▸ What to work on: Examine the entries and show every line in which the word "turtle" is found.
Data under study: Begin
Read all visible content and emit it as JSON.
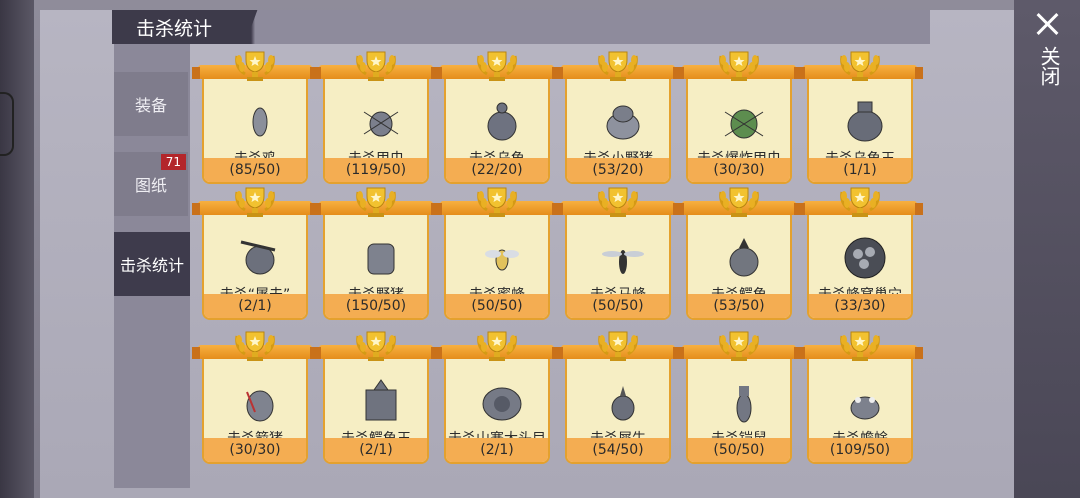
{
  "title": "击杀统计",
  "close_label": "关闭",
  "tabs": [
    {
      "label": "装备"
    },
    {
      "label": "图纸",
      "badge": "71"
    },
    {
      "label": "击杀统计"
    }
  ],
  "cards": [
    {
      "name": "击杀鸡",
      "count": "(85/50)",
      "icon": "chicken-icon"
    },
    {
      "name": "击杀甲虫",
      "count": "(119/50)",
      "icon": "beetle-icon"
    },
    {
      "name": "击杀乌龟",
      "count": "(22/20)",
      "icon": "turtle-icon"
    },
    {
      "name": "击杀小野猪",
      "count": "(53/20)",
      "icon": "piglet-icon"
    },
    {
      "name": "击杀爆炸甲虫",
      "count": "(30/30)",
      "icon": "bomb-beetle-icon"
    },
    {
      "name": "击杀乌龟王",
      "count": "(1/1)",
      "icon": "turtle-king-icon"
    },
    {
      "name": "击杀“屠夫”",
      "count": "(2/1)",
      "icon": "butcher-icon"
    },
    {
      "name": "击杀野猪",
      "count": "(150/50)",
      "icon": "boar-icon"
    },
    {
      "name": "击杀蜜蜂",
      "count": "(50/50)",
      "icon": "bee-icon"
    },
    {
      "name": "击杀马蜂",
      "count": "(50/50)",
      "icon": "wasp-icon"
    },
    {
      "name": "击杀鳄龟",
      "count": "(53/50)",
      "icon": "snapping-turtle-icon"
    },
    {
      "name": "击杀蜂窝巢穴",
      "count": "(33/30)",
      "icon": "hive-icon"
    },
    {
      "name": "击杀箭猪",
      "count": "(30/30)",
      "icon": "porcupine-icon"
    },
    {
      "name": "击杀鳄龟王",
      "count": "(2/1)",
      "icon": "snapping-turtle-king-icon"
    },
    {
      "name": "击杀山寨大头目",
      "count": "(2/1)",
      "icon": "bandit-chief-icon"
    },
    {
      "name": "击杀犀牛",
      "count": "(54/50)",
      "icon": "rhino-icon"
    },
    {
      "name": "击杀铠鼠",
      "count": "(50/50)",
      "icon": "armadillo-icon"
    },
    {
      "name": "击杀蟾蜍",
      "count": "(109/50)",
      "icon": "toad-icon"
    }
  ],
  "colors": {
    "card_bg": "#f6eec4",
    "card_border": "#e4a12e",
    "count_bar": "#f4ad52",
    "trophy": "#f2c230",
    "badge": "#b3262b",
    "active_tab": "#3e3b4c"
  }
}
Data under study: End
▸ Problem solution:
      "icon": "turtle-icon"
      "icon": "turtle-king-icon"
      "icon": "snapping-turtle-icon"
      "icon": "snapping-turtle-king-icon"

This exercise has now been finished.